— Try it —
Retype the data below, every word of it, exactly.

[Dataset rows for apps and sites]
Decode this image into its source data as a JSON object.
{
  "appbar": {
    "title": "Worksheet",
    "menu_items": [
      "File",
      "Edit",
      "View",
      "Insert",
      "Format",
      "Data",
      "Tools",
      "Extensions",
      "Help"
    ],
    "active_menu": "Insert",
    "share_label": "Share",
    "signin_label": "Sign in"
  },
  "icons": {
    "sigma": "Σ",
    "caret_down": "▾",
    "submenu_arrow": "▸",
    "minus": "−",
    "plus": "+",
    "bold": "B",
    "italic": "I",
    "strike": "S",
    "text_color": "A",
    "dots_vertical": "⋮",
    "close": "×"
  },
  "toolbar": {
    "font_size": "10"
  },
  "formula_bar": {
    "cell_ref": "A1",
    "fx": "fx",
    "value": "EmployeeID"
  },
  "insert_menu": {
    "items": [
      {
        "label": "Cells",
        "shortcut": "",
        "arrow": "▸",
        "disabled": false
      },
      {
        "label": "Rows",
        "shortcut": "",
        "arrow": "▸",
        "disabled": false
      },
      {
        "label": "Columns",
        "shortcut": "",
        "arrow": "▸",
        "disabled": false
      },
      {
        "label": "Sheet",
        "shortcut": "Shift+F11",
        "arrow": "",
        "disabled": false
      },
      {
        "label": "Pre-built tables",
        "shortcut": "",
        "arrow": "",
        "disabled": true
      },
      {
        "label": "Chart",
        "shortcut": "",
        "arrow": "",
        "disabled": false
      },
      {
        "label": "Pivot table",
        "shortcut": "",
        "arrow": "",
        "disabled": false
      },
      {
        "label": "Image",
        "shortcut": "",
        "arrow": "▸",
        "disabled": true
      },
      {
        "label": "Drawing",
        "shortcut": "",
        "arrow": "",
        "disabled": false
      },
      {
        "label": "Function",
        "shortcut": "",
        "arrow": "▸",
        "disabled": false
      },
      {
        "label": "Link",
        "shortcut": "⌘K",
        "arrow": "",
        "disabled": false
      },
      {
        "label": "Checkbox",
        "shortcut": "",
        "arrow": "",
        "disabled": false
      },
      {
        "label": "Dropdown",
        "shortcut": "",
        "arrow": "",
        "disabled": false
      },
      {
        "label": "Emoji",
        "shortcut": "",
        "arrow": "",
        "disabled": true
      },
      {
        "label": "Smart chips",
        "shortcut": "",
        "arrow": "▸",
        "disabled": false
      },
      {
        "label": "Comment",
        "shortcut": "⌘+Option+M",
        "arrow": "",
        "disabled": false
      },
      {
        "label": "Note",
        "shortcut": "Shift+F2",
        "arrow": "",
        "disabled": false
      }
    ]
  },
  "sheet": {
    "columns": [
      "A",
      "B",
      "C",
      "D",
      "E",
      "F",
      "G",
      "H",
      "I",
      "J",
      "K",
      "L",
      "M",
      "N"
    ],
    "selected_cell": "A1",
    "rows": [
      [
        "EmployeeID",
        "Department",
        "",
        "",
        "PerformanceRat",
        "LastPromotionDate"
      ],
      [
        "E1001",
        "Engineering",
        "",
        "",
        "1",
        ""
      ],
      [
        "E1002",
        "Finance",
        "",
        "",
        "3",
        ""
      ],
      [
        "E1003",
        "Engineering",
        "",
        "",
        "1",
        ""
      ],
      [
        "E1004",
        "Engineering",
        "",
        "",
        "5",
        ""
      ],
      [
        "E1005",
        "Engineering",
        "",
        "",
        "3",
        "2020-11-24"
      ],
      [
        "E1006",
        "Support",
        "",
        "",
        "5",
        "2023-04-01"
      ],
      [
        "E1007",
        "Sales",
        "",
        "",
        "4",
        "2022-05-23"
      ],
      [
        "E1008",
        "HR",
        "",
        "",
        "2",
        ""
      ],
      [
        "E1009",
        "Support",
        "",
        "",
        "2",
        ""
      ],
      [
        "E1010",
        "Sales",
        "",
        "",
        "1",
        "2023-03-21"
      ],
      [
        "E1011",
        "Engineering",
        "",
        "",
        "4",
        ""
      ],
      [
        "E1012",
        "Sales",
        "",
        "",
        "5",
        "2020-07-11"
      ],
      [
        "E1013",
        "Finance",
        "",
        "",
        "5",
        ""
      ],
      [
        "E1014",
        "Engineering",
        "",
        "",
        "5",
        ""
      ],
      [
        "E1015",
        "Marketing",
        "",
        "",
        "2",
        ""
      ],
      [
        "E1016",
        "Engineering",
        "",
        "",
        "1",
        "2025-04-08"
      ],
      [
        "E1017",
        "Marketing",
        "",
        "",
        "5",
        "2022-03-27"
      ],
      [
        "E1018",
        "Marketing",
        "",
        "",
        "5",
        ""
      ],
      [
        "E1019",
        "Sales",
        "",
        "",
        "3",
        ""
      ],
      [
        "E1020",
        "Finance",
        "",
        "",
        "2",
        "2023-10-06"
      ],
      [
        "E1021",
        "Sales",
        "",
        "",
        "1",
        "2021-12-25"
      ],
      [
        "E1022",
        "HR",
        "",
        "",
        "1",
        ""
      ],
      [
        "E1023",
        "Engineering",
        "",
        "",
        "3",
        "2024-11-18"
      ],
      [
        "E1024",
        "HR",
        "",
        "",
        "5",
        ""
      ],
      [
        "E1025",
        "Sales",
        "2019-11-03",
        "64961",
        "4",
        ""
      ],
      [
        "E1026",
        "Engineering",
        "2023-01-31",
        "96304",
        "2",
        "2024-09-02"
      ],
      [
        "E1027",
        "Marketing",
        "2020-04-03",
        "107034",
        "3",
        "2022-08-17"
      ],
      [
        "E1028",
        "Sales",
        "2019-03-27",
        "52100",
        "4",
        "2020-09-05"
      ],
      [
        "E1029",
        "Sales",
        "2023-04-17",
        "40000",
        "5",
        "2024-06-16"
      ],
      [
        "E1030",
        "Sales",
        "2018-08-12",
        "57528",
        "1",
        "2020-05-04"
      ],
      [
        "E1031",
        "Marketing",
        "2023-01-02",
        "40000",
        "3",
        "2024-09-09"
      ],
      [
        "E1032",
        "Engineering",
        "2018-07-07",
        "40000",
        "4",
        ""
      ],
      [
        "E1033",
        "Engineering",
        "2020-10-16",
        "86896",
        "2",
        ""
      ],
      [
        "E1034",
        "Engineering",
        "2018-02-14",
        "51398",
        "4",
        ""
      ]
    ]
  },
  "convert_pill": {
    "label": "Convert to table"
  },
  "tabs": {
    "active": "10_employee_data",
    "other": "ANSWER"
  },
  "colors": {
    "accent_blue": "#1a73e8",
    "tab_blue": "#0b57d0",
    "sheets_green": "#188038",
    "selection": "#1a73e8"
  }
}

— Finished exercise —
Decode this image into its source data as a JSON object.
{
  "appbar": {
    "title": "Worksheet",
    "menu_items": [
      "File",
      "Edit",
      "View",
      "Insert",
      "Format",
      "Data",
      "Tools",
      "Extensions",
      "Help"
    ],
    "active_menu": "Insert",
    "share_label": "Share",
    "signin_label": "Sign in"
  },
  "icons": {
    "sigma": "Σ",
    "caret_down": "▾",
    "submenu_arrow": "▸",
    "minus": "−",
    "plus": "+",
    "bold": "B",
    "italic": "I",
    "strike": "S",
    "text_color": "A",
    "dots_vertical": "⋮",
    "close": "×"
  },
  "toolbar": {
    "font_size": "10"
  },
  "formula_bar": {
    "cell_ref": "A1",
    "fx": "fx",
    "value": "EmployeeID"
  },
  "insert_menu": {
    "items": [
      {
        "label": "Cells",
        "shortcut": "",
        "arrow": "▸",
        "disabled": false
      },
      {
        "label": "Rows",
        "shortcut": "",
        "arrow": "▸",
        "disabled": false
      },
      {
        "label": "Columns",
        "shortcut": "",
        "arrow": "▸",
        "disabled": false
      },
      {
        "label": "Sheet",
        "shortcut": "Shift+F11",
        "arrow": "",
        "disabled": false
      },
      {
        "label": "Pre-built tables",
        "shortcut": "",
        "arrow": "",
        "disabled": true
      },
      {
        "label": "Chart",
        "shortcut": "",
        "arrow": "",
        "disabled": false
      },
      {
        "label": "Pivot table",
        "shortcut": "",
        "arrow": "",
        "disabled": false
      },
      {
        "label": "Image",
        "shortcut": "",
        "arrow": "▸",
        "disabled": true
      },
      {
        "label": "Drawing",
        "shortcut": "",
        "arrow": "",
        "disabled": false
      },
      {
        "label": "Function",
        "shortcut": "",
        "arrow": "▸",
        "disabled": false
      },
      {
        "label": "Link",
        "shortcut": "⌘K",
        "arrow": "",
        "disabled": false
      },
      {
        "label": "Checkbox",
        "shortcut": "",
        "arrow": "",
        "disabled": false
      },
      {
        "label": "Dropdown",
        "shortcut": "",
        "arrow": "",
        "disabled": false
      },
      {
        "label": "Emoji",
        "shortcut": "",
        "arrow": "",
        "disabled": true
      },
      {
        "label": "Smart chips",
        "shortcut": "",
        "arrow": "▸",
        "disabled": false
      },
      {
        "label": "Comment",
        "shortcut": "⌘+Option+M",
        "arrow": "",
        "disabled": false
      },
      {
        "label": "Note",
        "shortcut": "Shift+F2",
        "arrow": "",
        "disabled": false
      }
    ]
  },
  "sheet": {
    "columns": [
      "A",
      "B",
      "C",
      "D",
      "E",
      "F",
      "G",
      "H",
      "I",
      "J",
      "K",
      "L",
      "M",
      "N"
    ],
    "selected_cell": "A1",
    "rows": [
      [
        "EmployeeID",
        "Department",
        "",
        "",
        "PerformanceRat",
        "LastPromotionDate"
      ],
      [
        "E1001",
        "Engineering",
        "",
        "",
        "1",
        ""
      ],
      [
        "E1002",
        "Finance",
        "",
        "",
        "3",
        ""
      ],
      [
        "E1003",
        "Engineering",
        "",
        "",
        "1",
        ""
      ],
      [
        "E1004",
        "Engineering",
        "",
        "",
        "5",
        ""
      ],
      [
        "E1005",
        "Engineering",
        "",
        "",
        "3",
        "2020-11-24"
      ],
      [
        "E1006",
        "Support",
        "",
        "",
        "5",
        "2023-04-01"
      ],
      [
        "E1007",
        "Sales",
        "",
        "",
        "4",
        "2022-05-23"
      ],
      [
        "E1008",
        "HR",
        "",
        "",
        "2",
        ""
      ],
      [
        "E1009",
        "Support",
        "",
        "",
        "2",
        ""
      ],
      [
        "E1010",
        "Sales",
        "",
        "",
        "1",
        "2023-03-21"
      ],
      [
        "E1011",
        "Engineering",
        "",
        "",
        "4",
        ""
      ],
      [
        "E1012",
        "Sales",
        "",
        "",
        "5",
        "2020-07-11"
      ],
      [
        "E1013",
        "Finance",
        "",
        "",
        "5",
        ""
      ],
      [
        "E1014",
        "Engineering",
        "",
        "",
        "5",
        ""
      ],
      [
        "E1015",
        "Marketing",
        "",
        "",
        "2",
        ""
      ],
      [
        "E1016",
        "Engineering",
        "",
        "",
        "1",
        "2025-04-08"
      ],
      [
        "E1017",
        "Marketing",
        "",
        "",
        "5",
        "2022-03-27"
      ],
      [
        "E1018",
        "Marketing",
        "",
        "",
        "5",
        ""
      ],
      [
        "E1019",
        "Sales",
        "",
        "",
        "3",
        ""
      ],
      [
        "E1020",
        "Finance",
        "",
        "",
        "2",
        "2023-10-06"
      ],
      [
        "E1021",
        "Sales",
        "",
        "",
        "1",
        "2021-12-25"
      ],
      [
        "E1022",
        "HR",
        "",
        "",
        "1",
        ""
      ],
      [
        "E1023",
        "Engineering",
        "",
        "",
        "3",
        "2024-11-18"
      ],
      [
        "E1024",
        "HR",
        "",
        "",
        "5",
        ""
      ],
      [
        "E1025",
        "Sales",
        "2019-11-03",
        "64961",
        "4",
        ""
      ],
      [
        "E1026",
        "Engineering",
        "2023-01-31",
        "96304",
        "2",
        "2024-09-02"
      ],
      [
        "E1027",
        "Marketing",
        "2020-04-03",
        "107034",
        "3",
        "2022-08-17"
      ],
      [
        "E1028",
        "Sales",
        "2019-03-27",
        "52100",
        "4",
        "2020-09-05"
      ],
      [
        "E1029",
        "Sales",
        "2023-04-17",
        "40000",
        "5",
        "2024-06-16"
      ],
      [
        "E1030",
        "Sales",
        "2018-08-12",
        "57528",
        "1",
        "2020-05-04"
      ],
      [
        "E1031",
        "Marketing",
        "2023-01-02",
        "40000",
        "3",
        "2024-09-09"
      ],
      [
        "E1032",
        "Engineering",
        "2018-07-07",
        "40000",
        "4",
        ""
      ],
      [
        "E1033",
        "Engineering",
        "2020-10-16",
        "86896",
        "2",
        ""
      ],
      [
        "E1034",
        "Engineering",
        "2018-02-14",
        "51398",
        "4",
        ""
      ]
    ]
  },
  "convert_pill": {
    "label": "Convert to table"
  },
  "tabs": {
    "active": "10_employee_data",
    "other": "ANSWER"
  },
  "colors": {
    "accent_blue": "#1a73e8",
    "tab_blue": "#0b57d0",
    "sheets_green": "#188038",
    "selection": "#1a73e8"
  }
}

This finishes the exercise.